**Aim of the task**
Retyping each entry exactly is the whole task.

**Supplied data**
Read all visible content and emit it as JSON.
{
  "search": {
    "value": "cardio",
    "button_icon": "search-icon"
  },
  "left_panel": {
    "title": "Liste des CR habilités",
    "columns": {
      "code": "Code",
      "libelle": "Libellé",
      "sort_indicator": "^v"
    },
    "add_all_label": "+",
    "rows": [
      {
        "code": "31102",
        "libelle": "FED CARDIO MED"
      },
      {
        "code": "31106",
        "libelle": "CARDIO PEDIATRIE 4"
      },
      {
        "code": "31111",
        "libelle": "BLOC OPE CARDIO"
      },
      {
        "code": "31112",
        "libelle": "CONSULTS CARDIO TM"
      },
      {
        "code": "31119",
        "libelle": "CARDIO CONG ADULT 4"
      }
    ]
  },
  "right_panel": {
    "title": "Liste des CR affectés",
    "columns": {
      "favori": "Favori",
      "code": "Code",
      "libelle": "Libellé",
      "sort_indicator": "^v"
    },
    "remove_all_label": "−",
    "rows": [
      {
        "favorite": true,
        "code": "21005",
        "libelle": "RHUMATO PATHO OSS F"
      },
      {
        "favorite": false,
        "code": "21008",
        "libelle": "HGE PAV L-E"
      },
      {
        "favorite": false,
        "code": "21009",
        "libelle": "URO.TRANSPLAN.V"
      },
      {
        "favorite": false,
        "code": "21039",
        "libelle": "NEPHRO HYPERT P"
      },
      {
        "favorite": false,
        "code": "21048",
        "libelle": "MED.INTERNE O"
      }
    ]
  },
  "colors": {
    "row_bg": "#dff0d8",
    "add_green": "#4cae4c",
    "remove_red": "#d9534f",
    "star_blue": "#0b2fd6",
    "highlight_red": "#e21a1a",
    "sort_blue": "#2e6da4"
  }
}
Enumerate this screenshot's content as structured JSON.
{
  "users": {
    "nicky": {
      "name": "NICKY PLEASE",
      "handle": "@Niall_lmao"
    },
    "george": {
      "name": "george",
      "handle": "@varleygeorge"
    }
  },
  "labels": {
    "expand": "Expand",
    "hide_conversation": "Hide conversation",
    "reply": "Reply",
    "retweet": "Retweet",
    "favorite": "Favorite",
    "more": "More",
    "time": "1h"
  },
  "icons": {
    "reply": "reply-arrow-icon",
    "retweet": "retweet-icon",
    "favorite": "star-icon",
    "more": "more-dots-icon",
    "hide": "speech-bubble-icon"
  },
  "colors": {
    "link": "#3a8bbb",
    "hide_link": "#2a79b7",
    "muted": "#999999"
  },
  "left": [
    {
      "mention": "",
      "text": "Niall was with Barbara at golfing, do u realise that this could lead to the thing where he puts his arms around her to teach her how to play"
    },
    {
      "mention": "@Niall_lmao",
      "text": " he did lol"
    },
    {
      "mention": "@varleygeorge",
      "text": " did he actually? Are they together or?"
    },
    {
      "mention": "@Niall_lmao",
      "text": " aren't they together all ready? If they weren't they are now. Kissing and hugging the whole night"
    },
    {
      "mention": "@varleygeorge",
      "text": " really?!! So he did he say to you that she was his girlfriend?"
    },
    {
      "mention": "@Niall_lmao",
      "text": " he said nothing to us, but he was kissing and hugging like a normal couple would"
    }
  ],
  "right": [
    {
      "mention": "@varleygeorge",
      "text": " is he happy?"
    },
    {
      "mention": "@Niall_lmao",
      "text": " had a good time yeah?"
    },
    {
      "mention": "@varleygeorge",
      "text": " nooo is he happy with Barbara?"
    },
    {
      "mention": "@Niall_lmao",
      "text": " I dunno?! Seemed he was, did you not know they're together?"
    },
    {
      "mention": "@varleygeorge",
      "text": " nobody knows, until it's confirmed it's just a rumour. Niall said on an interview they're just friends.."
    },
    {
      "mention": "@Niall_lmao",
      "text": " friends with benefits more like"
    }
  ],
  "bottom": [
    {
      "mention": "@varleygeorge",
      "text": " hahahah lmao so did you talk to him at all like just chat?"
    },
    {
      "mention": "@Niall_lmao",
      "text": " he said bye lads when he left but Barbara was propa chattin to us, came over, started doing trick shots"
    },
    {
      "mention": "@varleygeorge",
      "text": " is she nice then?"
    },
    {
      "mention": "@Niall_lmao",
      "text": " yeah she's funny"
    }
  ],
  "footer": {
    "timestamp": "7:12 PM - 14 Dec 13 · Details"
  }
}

**Expected answer**
Read all visible content and emit it as JSON.
{
  "search": {
    "value": "cardio",
    "button_icon": "search-icon"
  },
  "left_panel": {
    "title": "Liste des CR habilités",
    "columns": {
      "code": "Code",
      "libelle": "Libellé",
      "sort_indicator": "^v"
    },
    "add_all_label": "+",
    "rows": [
      {
        "code": "31102",
        "libelle": "FED CARDIO MED"
      },
      {
        "code": "31106",
        "libelle": "CARDIO PEDIATRIE 4"
      },
      {
        "code": "31111",
        "libelle": "BLOC OPE CARDIO"
      },
      {
        "code": "31112",
        "libelle": "CONSULTS CARDIO TM"
      },
      {
        "code": "31119",
        "libelle": "CARDIO CONG ADULT 4"
      }
    ]
  },
  "right_panel": {
    "title": "Liste des CR affectés",
    "columns": {
      "favori": "Favori",
      "code": "Code",
      "libelle": "Libellé",
      "sort_indicator": "^v"
    },
    "remove_all_label": "−",
    "rows": [
      {
        "favorite": true,
        "code": "21005",
        "libelle": "RHUMATO PATHO OSS F"
      },
      {
        "favorite": false,
        "code": "21008",
        "libelle": "HGE PAV L-E"
      },
      {
        "favorite": false,
        "code": "21009",
        "libelle": "URO.TRANSPLAN.V"
      },
      {
        "favorite": false,
        "code": "21039",
        "libelle": "NEPHRO HYPERT P"
      },
      {
        "favorite": false,
        "code": "21048",
        "libelle": "MED.INTERNE O"
      }
    ]
  },
  "colors": {
    "row_bg": "#dff0d8",
    "add_green": "#4cae4c",
    "remove_red": "#d9534f",
    "star_blue": "#0b2fd6",
    "highlight_red": "#e21a1a",
    "sort_blue": "#2e6da4"
  }
}
Enumerate this screenshot's content as structured JSON.
{
  "users": {
    "nicky": {
      "name": "NICKY PLEASE",
      "handle": "@Niall_lmao"
    },
    "george": {
      "name": "george",
      "handle": "@varleygeorge"
    }
  },
  "labels": {
    "expand": "Expand",
    "hide_conversation": "Hide conversation",
    "reply": "Reply",
    "retweet": "Retweet",
    "favorite": "Favorite",
    "more": "More",
    "time": "1h"
  },
  "icons": {
    "reply": "reply-arrow-icon",
    "retweet": "retweet-icon",
    "favorite": "star-icon",
    "more": "more-dots-icon",
    "hide": "speech-bubble-icon"
  },
  "colors": {
    "link": "#3a8bbb",
    "hide_link": "#2a79b7",
    "muted": "#999999"
  },
  "left": [
    {
      "mention": "",
      "text": "Niall was with Barbara at golfing, do u realise that this could lead to the thing where he puts his arms around her to teach her how to play"
    },
    {
      "mention": "@Niall_lmao",
      "text": " he did lol"
    },
    {
      "mention": "@varleygeorge",
      "text": " did he actually? Are they together or?"
    },
    {
      "mention": "@Niall_lmao",
      "text": " aren't they together all ready? If they weren't they are now. Kissing and hugging the whole night"
    },
    {
      "mention": "@varleygeorge",
      "text": " really?!! So he did he say to you that she was his girlfriend?"
    },
    {
      "mention": "@Niall_lmao",
      "text": " he said nothing to us, but he was kissing and hugging like a normal couple would"
    }
  ],
  "right": [
    {
      "mention": "@varleygeorge",
      "text": " is he happy?"
    },
    {
      "mention": "@Niall_lmao",
      "text": " had a good time yeah?"
    },
    {
      "mention": "@varleygeorge",
      "text": " nooo is he happy with Barbara?"
    },
    {
      "mention": "@Niall_lmao",
      "text": " I dunno?! Seemed he was, did you not know they're together?"
    },
    {
      "mention": "@varleygeorge",
      "text": " nobody knows, until it's confirmed it's just a rumour. Niall said on an interview they're just friends.."
    },
    {
      "mention": "@Niall_lmao",
      "text": " friends with benefits more like"
    }
  ],
  "bottom": [
    {
      "mention": "@varleygeorge",
      "text": " hahahah lmao so did you talk to him at all like just chat?"
    },
    {
      "mention": "@Niall_lmao",
      "text": " he said bye lads when he left but Barbara was propa chattin to us, came over, started doing trick shots"
    },
    {
      "mention": "@varleygeorge",
      "text": " is she nice then?"
    },
    {
      "mention": "@Niall_lmao",
      "text": " yeah she's funny"
    }
  ],
  "footer": {
    "timestamp": "7:12 PM - 14 Dec 13 · Details"
  }
}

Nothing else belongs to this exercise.